A Young Person Reviews... Fairy Tales

A white woman covered in black liquid on her skin lies across a bed.

A Young Person Reviews... Fairy Tales

5 minutes
On Photography

Laurie Luna reviews Fairy Tales by Petra Collins and Alexa Demie

I am a self-proclaimed cyber-fairy and lover of both Petra Collins and Alexa Demie’s work. The Fairy Talesphotography book was highly anticipated by fans, imitated by artists before its release, and sits in the niche TikTok subcultures of fairy-core, dark feminine energy and the reclaiming of hyper-feminine aesthetics. This collaboration sees Alexa Demie embody empowered femme mythical beings in a world like ours today. 

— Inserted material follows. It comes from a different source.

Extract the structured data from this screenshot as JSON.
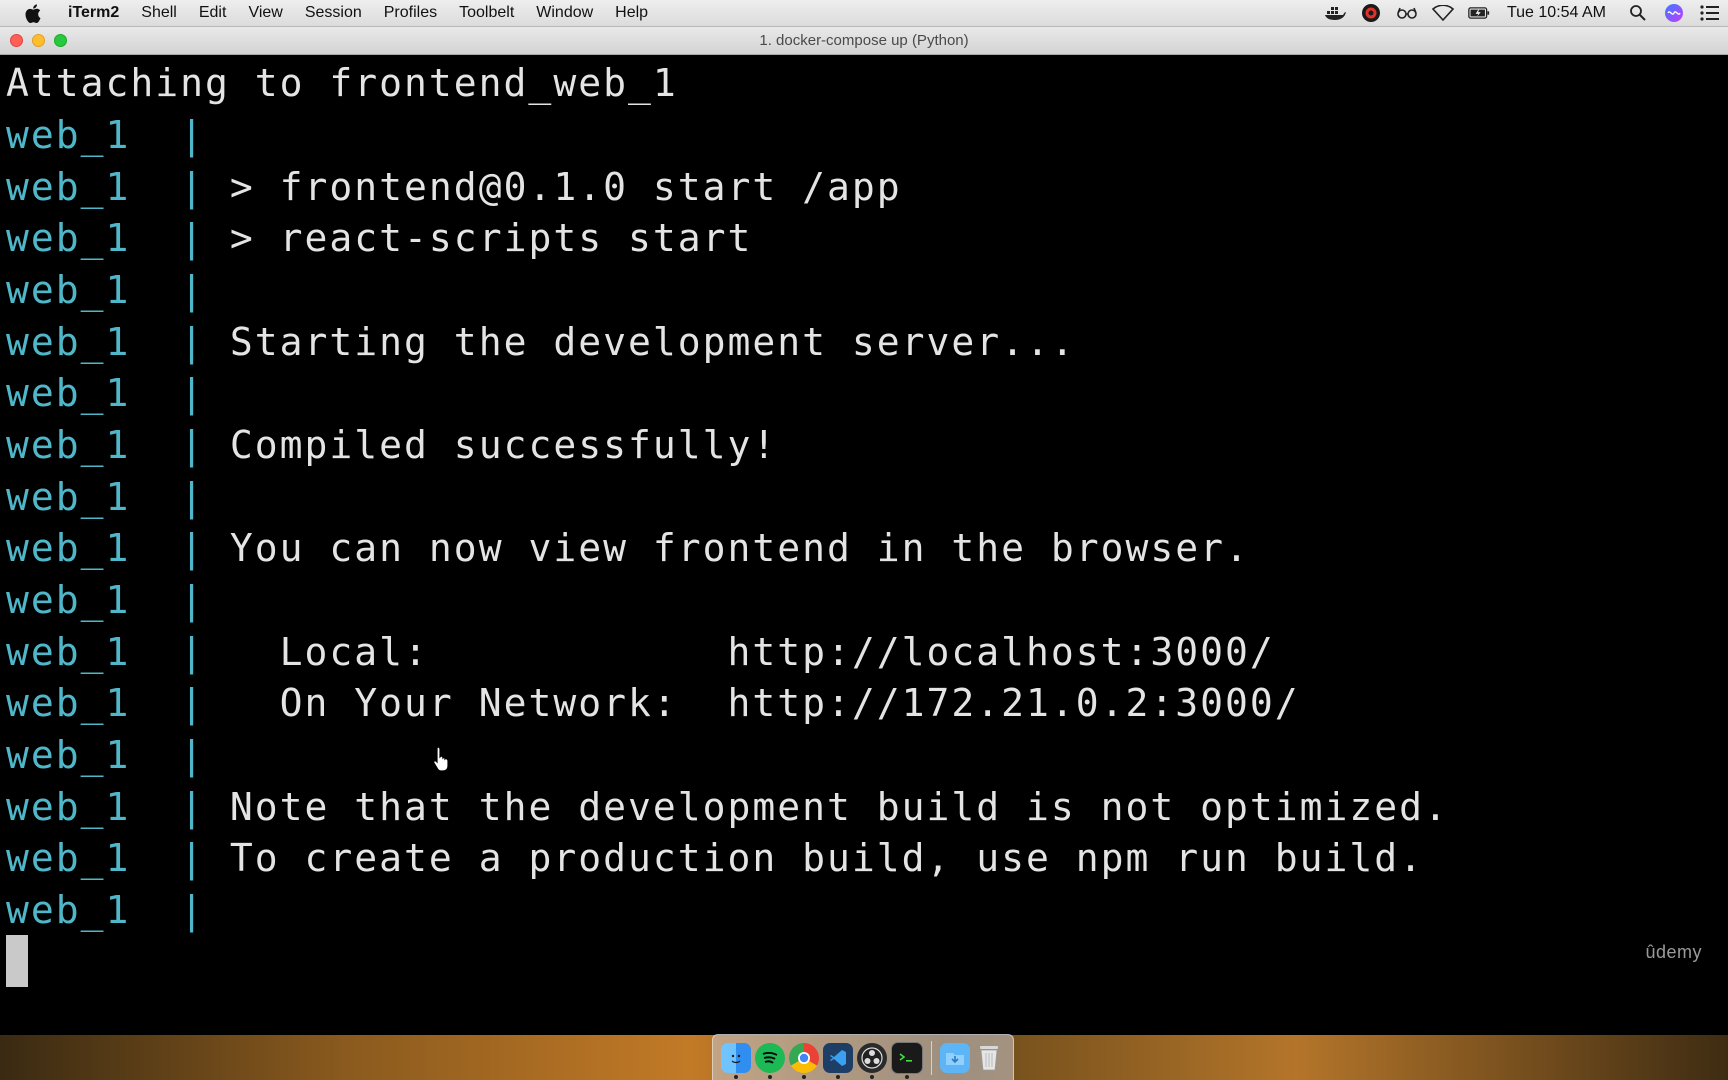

Pre-release, it had already been solidified in pop-culture history with content creators mimicking the ethereal style on social media. By the time of its release, my feed had already been flooded with dystopian elven imitations. It was lockdown 2020, fairy-core was thriving, providing escapism and a creative outlet. Users explored the darker sides of fairy life, entrapment, loneliness and survival. In 2021, the Fairy Tales photo teasers featured almost empty diners, bedrooms and hospitals; readers blending fact and fiction could imagine these scenarios coming to life in front of them. 

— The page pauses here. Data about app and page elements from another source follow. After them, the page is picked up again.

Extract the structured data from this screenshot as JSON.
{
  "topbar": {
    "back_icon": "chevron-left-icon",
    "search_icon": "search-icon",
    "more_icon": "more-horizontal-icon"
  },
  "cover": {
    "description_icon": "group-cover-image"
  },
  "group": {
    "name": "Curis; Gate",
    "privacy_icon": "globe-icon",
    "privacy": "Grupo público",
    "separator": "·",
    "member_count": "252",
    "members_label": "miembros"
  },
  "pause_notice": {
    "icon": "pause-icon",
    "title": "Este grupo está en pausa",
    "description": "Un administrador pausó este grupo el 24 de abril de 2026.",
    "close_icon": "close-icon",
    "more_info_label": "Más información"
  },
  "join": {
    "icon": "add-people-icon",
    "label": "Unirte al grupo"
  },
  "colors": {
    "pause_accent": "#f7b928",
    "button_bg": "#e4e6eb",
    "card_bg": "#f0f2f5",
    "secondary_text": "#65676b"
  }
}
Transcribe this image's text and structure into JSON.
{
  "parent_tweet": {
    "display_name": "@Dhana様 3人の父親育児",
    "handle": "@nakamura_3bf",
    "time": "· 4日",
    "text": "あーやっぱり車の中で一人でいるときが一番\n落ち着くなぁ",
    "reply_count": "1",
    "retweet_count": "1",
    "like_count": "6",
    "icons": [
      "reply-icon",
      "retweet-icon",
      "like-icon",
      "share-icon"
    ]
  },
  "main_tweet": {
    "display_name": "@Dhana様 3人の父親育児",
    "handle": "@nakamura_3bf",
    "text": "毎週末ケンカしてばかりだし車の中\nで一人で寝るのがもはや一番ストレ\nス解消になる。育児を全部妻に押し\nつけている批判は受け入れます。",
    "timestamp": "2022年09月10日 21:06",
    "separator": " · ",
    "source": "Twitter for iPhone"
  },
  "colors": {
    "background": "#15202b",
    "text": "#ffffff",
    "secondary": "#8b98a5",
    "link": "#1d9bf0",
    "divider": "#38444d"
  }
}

Retelling childhood stories, Petra Collins and Alexa Demie play with juxtaposition: dark and light, violence and kindness, delicacy and tension. The soft focus and dreamy photography depict the truthful chaos and survival of mythical beings in a mortal world. The soft padding of the pillow-like book encases dark nightmares and escapist fantasies. Featuring illustrations by Evita Flores, deceivingly innocent, coloured-pencil drawings show butterflies in trees, witches and flying mice, a cottage in flames, and rope-wrapped mermaids accepting their fate. 

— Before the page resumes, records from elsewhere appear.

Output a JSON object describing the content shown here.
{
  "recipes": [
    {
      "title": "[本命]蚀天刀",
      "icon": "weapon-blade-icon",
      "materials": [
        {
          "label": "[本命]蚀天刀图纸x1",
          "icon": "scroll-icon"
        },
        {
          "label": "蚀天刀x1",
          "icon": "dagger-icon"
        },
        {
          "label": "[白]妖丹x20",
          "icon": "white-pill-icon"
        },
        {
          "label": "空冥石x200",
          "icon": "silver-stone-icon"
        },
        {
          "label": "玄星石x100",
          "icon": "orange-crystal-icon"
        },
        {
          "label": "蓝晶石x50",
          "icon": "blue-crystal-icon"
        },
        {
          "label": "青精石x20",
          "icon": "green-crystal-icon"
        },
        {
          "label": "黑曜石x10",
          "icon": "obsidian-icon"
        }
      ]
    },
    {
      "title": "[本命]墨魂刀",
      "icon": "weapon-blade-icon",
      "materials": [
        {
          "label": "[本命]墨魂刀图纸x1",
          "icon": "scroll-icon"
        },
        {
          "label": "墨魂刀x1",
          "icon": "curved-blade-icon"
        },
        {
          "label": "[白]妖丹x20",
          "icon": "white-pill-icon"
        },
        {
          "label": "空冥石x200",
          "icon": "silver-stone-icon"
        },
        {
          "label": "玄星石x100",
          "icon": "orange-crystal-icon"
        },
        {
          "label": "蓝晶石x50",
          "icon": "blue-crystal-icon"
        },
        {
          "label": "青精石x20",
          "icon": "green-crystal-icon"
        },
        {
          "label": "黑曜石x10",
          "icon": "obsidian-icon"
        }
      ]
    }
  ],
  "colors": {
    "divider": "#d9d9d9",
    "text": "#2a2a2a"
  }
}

Open photo book featuring photographs and text on pink pages.

Demie, though, is floating fairy-like, held by those ropes, the opposite of forced constraint. The rope is intricately tied, more like shibari/kinbaku-bi than bondage. The ropes’ end is hidden, perhaps signifying her autonomy and freedom. This trope recurs throughout the book, challenging ideas of empowerment and restriction, symbolic of the patriarchy and our power to repurpose oppressive devices. 

The handwritten text is harder to follow; I’d recommend treating them as poems and re-reading the book to grasp the intensity of the stories told. The text brings new meanings to the images, plunging us into the reality of a fetishised existence.

The Siren’s chapter reads, “Why did being alive and being a sexual creature make her a monster?” Demie represents womxn through different lenses, all with outcomes of alienation and objectification. Depicting feminine mythical creatures is challenging when historically, they have been the sexualised symbol of male violence and desire. Womxnhood becomes a metaphor, told through the darkness of fairy tales.

This book is for lovers of dystopian tales, for anyone interested in modern interpretations of folklore, femxle representation and hyperfeminine aesthetics. I think this book is a great signifier of the zeitgeist and the challenges womxn face today, particularly on social media and image-based communications.

Fairy Tales (2021) by Petra Collins is published by Rizzoli